───── GIVEN ENTRIES

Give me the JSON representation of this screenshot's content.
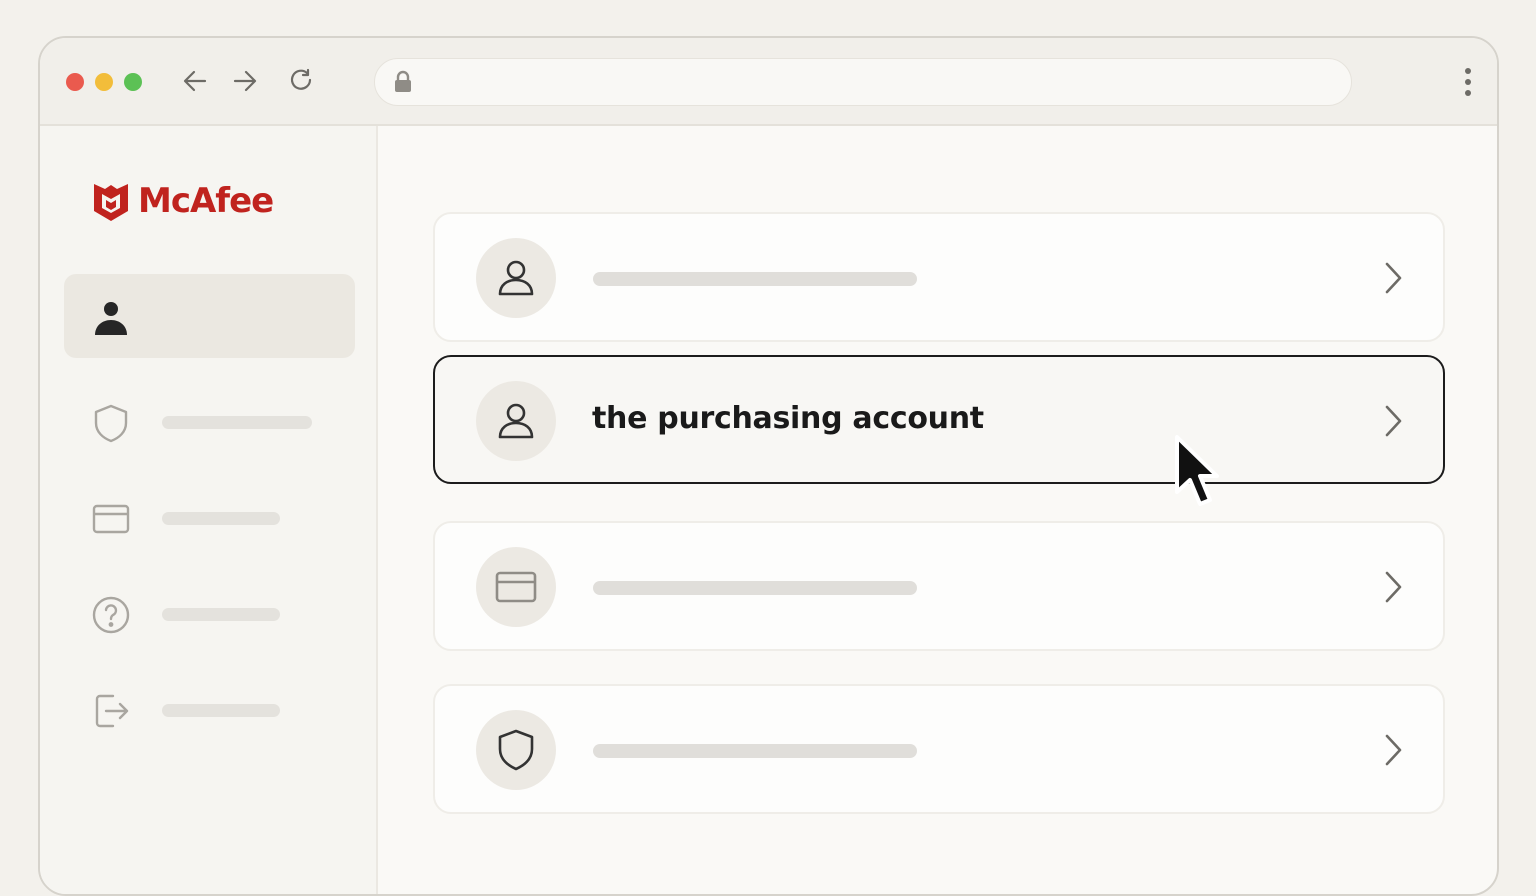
{
  "browser": {
    "address": "",
    "colors": {
      "close": "#ea5a4e",
      "minimize": "#f2bd3a",
      "maximize": "#5cc155"
    },
    "icons": [
      "back-arrow-icon",
      "forward-arrow-icon",
      "reload-icon",
      "lock-icon",
      "more-vert-icon"
    ]
  },
  "sidebar": {
    "brand": {
      "name": "McAfee",
      "color": "#c0231e"
    },
    "items": [
      {
        "icon": "user-icon",
        "label": "",
        "active": true
      },
      {
        "icon": "shield-icon",
        "label": ""
      },
      {
        "icon": "credit-card-icon",
        "label": ""
      },
      {
        "icon": "help-circle-icon",
        "label": ""
      },
      {
        "icon": "sign-out-icon",
        "label": ""
      }
    ]
  },
  "main": {
    "cards": [
      {
        "icon": "user-icon",
        "label": ""
      },
      {
        "icon": "user-icon",
        "label": "the purchasing account",
        "selected": true
      },
      {
        "icon": "credit-card-icon",
        "label": ""
      },
      {
        "icon": "shield-icon",
        "label": ""
      }
    ]
  }
}
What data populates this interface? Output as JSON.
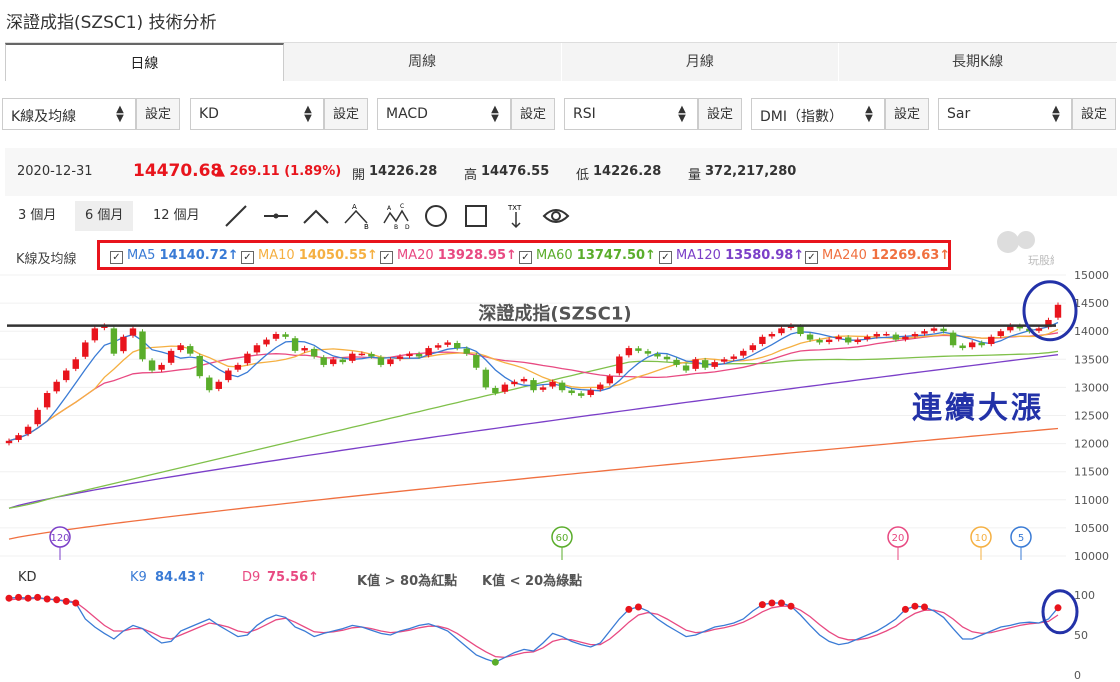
{
  "page_title": "深證成指(SZSC1) 技術分析",
  "tabs": [
    {
      "label": "日線",
      "active": true
    },
    {
      "label": "周線"
    },
    {
      "label": "月線"
    },
    {
      "label": "長期K線"
    }
  ],
  "selectors": [
    {
      "value": "K線及均線",
      "button": "設定"
    },
    {
      "value": "KD",
      "button": "設定"
    },
    {
      "value": "MACD",
      "button": "設定"
    },
    {
      "value": "RSI",
      "button": "設定"
    },
    {
      "value": "DMI（指數）",
      "button": "設定"
    },
    {
      "value": "Sar",
      "button": "設定"
    }
  ],
  "quote": {
    "date": "2020-12-31",
    "price": "14470.68",
    "change": "▲ 269.11 (1.89%)",
    "open_label": "開",
    "open": "14226.28",
    "high_label": "高",
    "high": "14476.55",
    "low_label": "低",
    "low": "14226.28",
    "vol_label": "量",
    "vol": "372,217,280"
  },
  "colors": {
    "up": "#e8141c",
    "down": "#5aad2b",
    "ma5": "#3a7bd5",
    "ma10": "#f5b042",
    "ma20": "#e84a82",
    "ma60": "#7fc04a",
    "ma120": "#7b3fc8",
    "ma240": "#f07040",
    "k9": "#3a7bd5",
    "d9": "#e84a82"
  },
  "ranges": [
    "3 個月",
    "6 個月",
    "12 個月"
  ],
  "active_range": "6 個月",
  "tools": [
    "line-tool-icon",
    "horizontal-line-icon",
    "angle-icon",
    "abc-pattern-icon",
    "abcd-pattern-icon",
    "circle-tool-icon",
    "rect-tool-icon",
    "text-tool-icon",
    "eye-icon"
  ],
  "tool_text": {
    "txt": "TXT",
    "a": "A",
    "b": "B",
    "c": "C",
    "d": "D"
  },
  "ma_panel_label": "K線及均線",
  "ma_legend": [
    {
      "name": "MA5",
      "value": "14140.72↑",
      "color": "#3a7bd5"
    },
    {
      "name": "MA10",
      "value": "14050.55↑",
      "color": "#f5b042"
    },
    {
      "name": "MA20",
      "value": "13928.95↑",
      "color": "#e84a82"
    },
    {
      "name": "MA60",
      "value": "13747.50↑",
      "color": "#5aad2b"
    },
    {
      "name": "MA120",
      "value": "13580.98↑",
      "color": "#7b3fc8"
    },
    {
      "name": "MA240",
      "value": "12269.63↑",
      "color": "#f07040"
    }
  ],
  "checkbox_mark": "✓",
  "logo_text": "玩股網",
  "chart_data": {
    "type": "candlestick",
    "title": "深證成指(SZSC1)",
    "annotation": "連續大漲",
    "y_ticks": [
      15000,
      14500,
      14000,
      13500,
      13000,
      12500,
      12000,
      11500,
      11000,
      10500,
      10000
    ],
    "ylim": [
      10000,
      15000
    ],
    "resistance_line": 14100,
    "last_close": 14470.68,
    "ma_markers": [
      {
        "label": "120",
        "color": "#7b3fc8"
      },
      {
        "label": "60",
        "color": "#5aad2b"
      },
      {
        "label": "20",
        "color": "#e84a82"
      },
      {
        "label": "10",
        "color": "#f5b042"
      },
      {
        "label": "5",
        "color": "#3a7bd5"
      }
    ],
    "closes": [
      12050,
      12150,
      12300,
      12600,
      12900,
      13100,
      13300,
      13500,
      13800,
      14050,
      14100,
      13600,
      13900,
      14050,
      13500,
      13300,
      13400,
      13650,
      13750,
      13600,
      13200,
      12950,
      13100,
      13300,
      13400,
      13600,
      13750,
      13850,
      13950,
      13900,
      13650,
      13700,
      13550,
      13400,
      13500,
      13450,
      13600,
      13600,
      13550,
      13400,
      13500,
      13550,
      13600,
      13550,
      13700,
      13750,
      13800,
      13700,
      13600,
      13350,
      13000,
      12900,
      13050,
      13100,
      13150,
      12950,
      13000,
      13100,
      12950,
      12900,
      12850,
      12950,
      13050,
      13200,
      13550,
      13700,
      13650,
      13600,
      13550,
      13500,
      13400,
      13300,
      13500,
      13350,
      13450,
      13500,
      13550,
      13650,
      13750,
      13900,
      13950,
      14050,
      14100,
      13950,
      13850,
      13800,
      13850,
      13900,
      13800,
      13850,
      13900,
      13950,
      13950,
      13850,
      13900,
      13950,
      14000,
      14050,
      14000,
      13750,
      13700,
      13800,
      13750,
      13900,
      14000,
      14100,
      14050,
      14000,
      14050,
      14200,
      14470
    ],
    "ma240_range": [
      10300,
      12269
    ],
    "ma120_range": [
      10850,
      13581
    ],
    "kd": {
      "label": "KD",
      "k_label": "K9",
      "k_value": "84.43↑",
      "d_label": "D9",
      "d_value": "75.56↑",
      "note_red": "K值 > 80為紅點",
      "note_green": "K值 < 20為綠點",
      "y_ticks": [
        100,
        50,
        0
      ],
      "k": [
        96,
        97,
        96,
        97,
        95,
        94,
        92,
        90,
        70,
        60,
        52,
        45,
        55,
        62,
        58,
        48,
        40,
        42,
        55,
        60,
        65,
        70,
        62,
        55,
        48,
        50,
        62,
        70,
        75,
        72,
        60,
        55,
        48,
        52,
        55,
        58,
        62,
        60,
        56,
        52,
        50,
        55,
        58,
        62,
        64,
        60,
        55,
        45,
        35,
        25,
        20,
        16,
        22,
        28,
        32,
        30,
        40,
        52,
        48,
        42,
        38,
        35,
        40,
        55,
        70,
        82,
        85,
        80,
        70,
        62,
        55,
        48,
        50,
        55,
        60,
        62,
        65,
        70,
        80,
        88,
        90,
        90,
        86,
        75,
        62,
        50,
        42,
        38,
        40,
        45,
        50,
        55,
        62,
        70,
        82,
        86,
        85,
        80,
        72,
        58,
        45,
        45,
        50,
        55,
        60,
        62,
        65,
        66,
        65,
        70,
        84
      ],
      "d": [
        94,
        95,
        95,
        96,
        95,
        94,
        93,
        91,
        82,
        72,
        62,
        55,
        55,
        58,
        58,
        53,
        47,
        45,
        50,
        55,
        60,
        65,
        63,
        60,
        55,
        53,
        57,
        63,
        69,
        71,
        66,
        60,
        54,
        53,
        54,
        56,
        59,
        60,
        58,
        55,
        53,
        54,
        56,
        59,
        61,
        61,
        58,
        52,
        44,
        36,
        29,
        23,
        22,
        25,
        28,
        29,
        34,
        42,
        45,
        44,
        41,
        38,
        38,
        45,
        55,
        66,
        75,
        78,
        76,
        70,
        63,
        56,
        53,
        54,
        57,
        59,
        62,
        66,
        72,
        79,
        84,
        86,
        86,
        81,
        73,
        63,
        54,
        47,
        44,
        44,
        46,
        50,
        55,
        61,
        70,
        77,
        81,
        81,
        78,
        70,
        60,
        54,
        52,
        53,
        56,
        59,
        62,
        64,
        65,
        67,
        75
      ]
    }
  }
}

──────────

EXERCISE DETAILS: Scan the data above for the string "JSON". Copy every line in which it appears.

TASK RESULT:
Give me the JSON representation of this screenshot's content.
What data populates this interface? Output as JSON.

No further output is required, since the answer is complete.